Description: Significant uncertainty is associated with efforts to quantity recharge in arid regions such as southern Nevada. However, accurate estimates of groundwater recharge are necessary to understanding the long-term sustainability of groundwater resources and predictions of groundwater flow rates and directions. Currently, the most widely accepted method for estimating recharge in southern Nevada is the Maxey and Eakin method. This method has been applied to most basins within Nevada and has been independently verified as a reconnaissance-level estimate of recharge through several studies. Recharge estimates derived from the Maxey and Eakin and other recharge methodologies ultimately based upon measures or estimates of groundwater discharge (outflow methods) should be augmented by a tracer-based aquifer-response method. The objective of this study was to improve an existing aquifer-response method that was based on the chloride mass-balance approach. Improvements were designed to incorporate spatial variability within recharge areas (rather than recharge as a lumped parameter), develop a more defendable lower limit of recharge, and differentiate local recharge from recharge emanating as interbasin flux. Seventeen springs, located in the Sheep Range, Spring Mountains, and on the Nevada Test Site were sampled during the course of this study and their discharge was measured. The chloride and bromide concentrations of the springs were determined. Discharge and chloride concentrations from these springs were compared to estimates provided by previously published reports. A literature search yielded previously published estimates of chloride flux to the land surface. {sup 36}Cl/Cl ratios and discharge rates of the three largest springs in the Amargosa Springs discharge area were compiled from various sources. This information was utilized to determine an effective chloride concentration for recharging precipitation and its associated uncertainty via Monte Carlo simulations. Previously developed isohyetal maps were utilized to determine the mean and standard deviation of precipitation within the area. A digital elevation ...

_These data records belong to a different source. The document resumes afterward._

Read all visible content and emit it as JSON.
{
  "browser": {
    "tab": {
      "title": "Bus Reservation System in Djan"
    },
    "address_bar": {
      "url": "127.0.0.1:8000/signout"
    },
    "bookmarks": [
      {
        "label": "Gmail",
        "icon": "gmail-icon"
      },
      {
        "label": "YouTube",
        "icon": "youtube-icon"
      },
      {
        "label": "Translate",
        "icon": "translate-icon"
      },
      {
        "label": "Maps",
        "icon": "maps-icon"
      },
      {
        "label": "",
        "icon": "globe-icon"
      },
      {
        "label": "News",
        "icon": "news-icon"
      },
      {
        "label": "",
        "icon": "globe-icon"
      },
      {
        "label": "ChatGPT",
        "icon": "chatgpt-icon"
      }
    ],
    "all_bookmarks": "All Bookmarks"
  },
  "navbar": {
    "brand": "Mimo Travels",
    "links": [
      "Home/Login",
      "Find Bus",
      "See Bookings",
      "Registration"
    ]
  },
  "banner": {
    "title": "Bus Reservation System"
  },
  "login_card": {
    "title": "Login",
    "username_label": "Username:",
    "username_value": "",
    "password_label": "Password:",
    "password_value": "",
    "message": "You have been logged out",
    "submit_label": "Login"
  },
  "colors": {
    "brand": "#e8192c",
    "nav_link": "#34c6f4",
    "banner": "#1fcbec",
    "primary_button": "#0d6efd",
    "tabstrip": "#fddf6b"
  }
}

Date: August 31, 2002
Creator: Russell, Charles E. & Minor, Tim
Partner: UNT Libraries Government Documents Department

Underground Test Area Subproject Phase I Data Analysis Task. Volume III - Groundwater Recharge and Discharge Data Documentation Package

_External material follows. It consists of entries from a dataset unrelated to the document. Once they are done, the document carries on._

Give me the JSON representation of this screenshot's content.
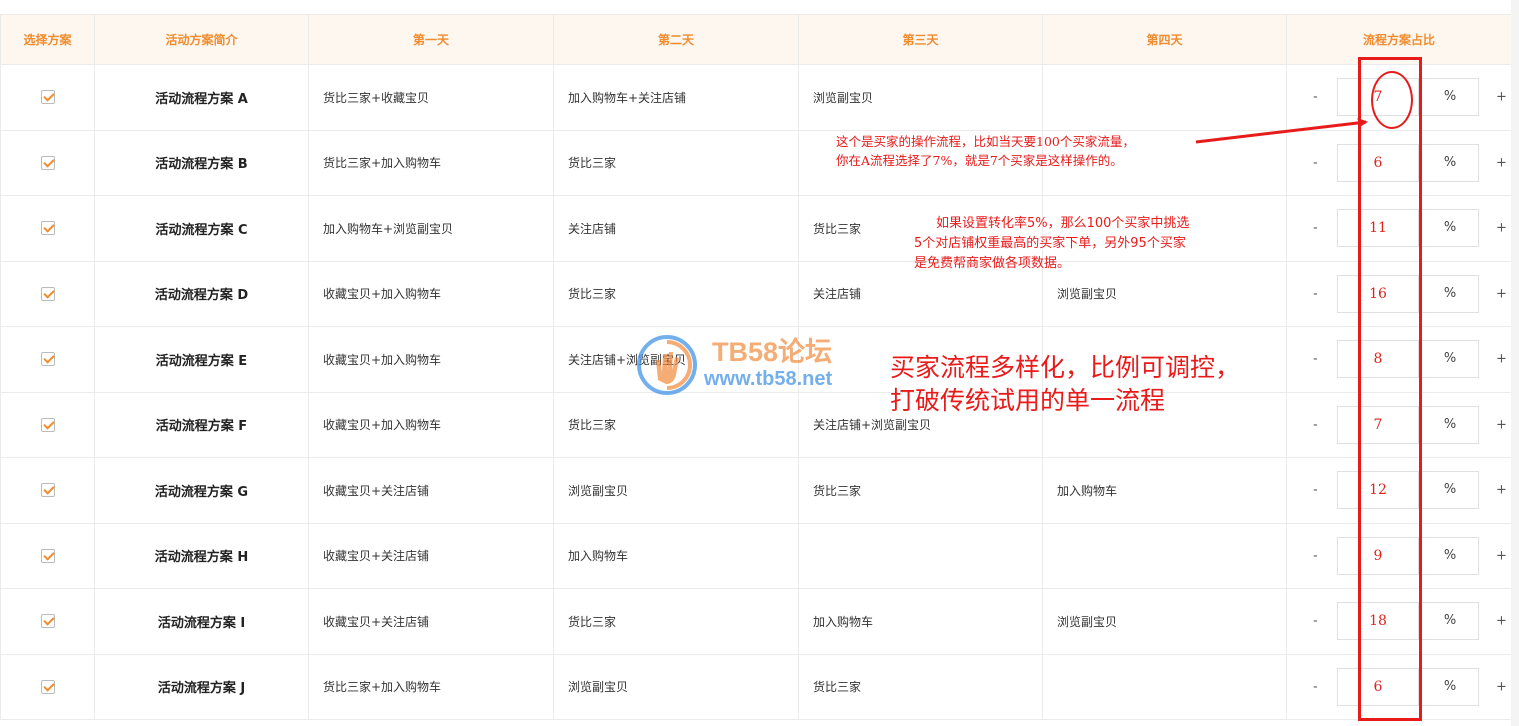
{
  "table": {
    "headers": [
      "选择方案",
      "活动方案简介",
      "第一天",
      "第二天",
      "第三天",
      "第四天",
      "流程方案占比"
    ],
    "rows": [
      {
        "name": "活动流程方案 A",
        "d1": "货比三家+收藏宝贝",
        "d2": "加入购物车+关注店铺",
        "d3": "浏览副宝贝",
        "d4": "",
        "ratio": "7"
      },
      {
        "name": "活动流程方案 B",
        "d1": "货比三家+加入购物车",
        "d2": "货比三家",
        "d3": "",
        "d4": "",
        "ratio": "6"
      },
      {
        "name": "活动流程方案 C",
        "d1": "加入购物车+浏览副宝贝",
        "d2": "关注店铺",
        "d3": "货比三家",
        "d4": "",
        "ratio": "11"
      },
      {
        "name": "活动流程方案 D",
        "d1": "收藏宝贝+加入购物车",
        "d2": "货比三家",
        "d3": "关注店铺",
        "d4": "浏览副宝贝",
        "ratio": "16"
      },
      {
        "name": "活动流程方案 E",
        "d1": "收藏宝贝+加入购物车",
        "d2": "关注店铺+浏览副宝贝",
        "d3": "",
        "d4": "",
        "ratio": "8"
      },
      {
        "name": "活动流程方案 F",
        "d1": "收藏宝贝+加入购物车",
        "d2": "货比三家",
        "d3": "关注店铺+浏览副宝贝",
        "d4": "",
        "ratio": "7"
      },
      {
        "name": "活动流程方案 G",
        "d1": "收藏宝贝+关注店铺",
        "d2": "浏览副宝贝",
        "d3": "货比三家",
        "d4": "加入购物车",
        "ratio": "12"
      },
      {
        "name": "活动流程方案 H",
        "d1": "收藏宝贝+关注店铺",
        "d2": "加入购物车",
        "d3": "",
        "d4": "",
        "ratio": "9"
      },
      {
        "name": "活动流程方案 I",
        "d1": "收藏宝贝+关注店铺",
        "d2": "货比三家",
        "d3": "加入购物车",
        "d4": "浏览副宝贝",
        "ratio": "18"
      },
      {
        "name": "活动流程方案 J",
        "d1": "货比三家+加入购物车",
        "d2": "浏览副宝贝",
        "d3": "货比三家",
        "d4": "",
        "ratio": "6"
      }
    ],
    "minus_label": "-",
    "plus_label": "+",
    "unit_label": "%"
  },
  "annotations": {
    "note1_line1": "这个是买家的操作流程，比如当天要100个买家流量，",
    "note1_line2": "你在A流程选择了7%，就是7个买家是这样操作的。",
    "note2_line1": "如果设置转化率5%，那么100个买家中挑选",
    "note2_line2": "5个对店铺权重最高的买家下单，另外95个买家",
    "note2_line3": "是免费帮商家做各项数据。",
    "note3_line1": "买家流程多样化，比例可调控，",
    "note3_line2": "打破传统试用的单一流程"
  },
  "watermark": {
    "title": "TB58论坛",
    "url": "www.tb58.net"
  },
  "colors": {
    "header_bg": "#fdf7f0",
    "header_text": "#f08c2e",
    "annotation_red": "#e81b1b",
    "ratio_value": "#e0241c"
  }
}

Description: Volume III of the documentation for the Phase I Data Analysis Task performed in support of the current Regional Flow Model, Transport Model, and Risk Assessment for the Nevada Test Site Underground Test Area Subproject contains the data covering groundwater recharge and discharge. Because of the size and complexity of the model area, a considerable quantity of data was collected and analyzed in support of the modeling efforts. The data analysis task was consequently broken into eight subtasks, and descriptions of each subtask's activities are contained in one of the eight volumes that comprise the Phase I Data Analysis Documentation.
Date: October 1, 1996
Partner: UNT Libraries Government Documents Department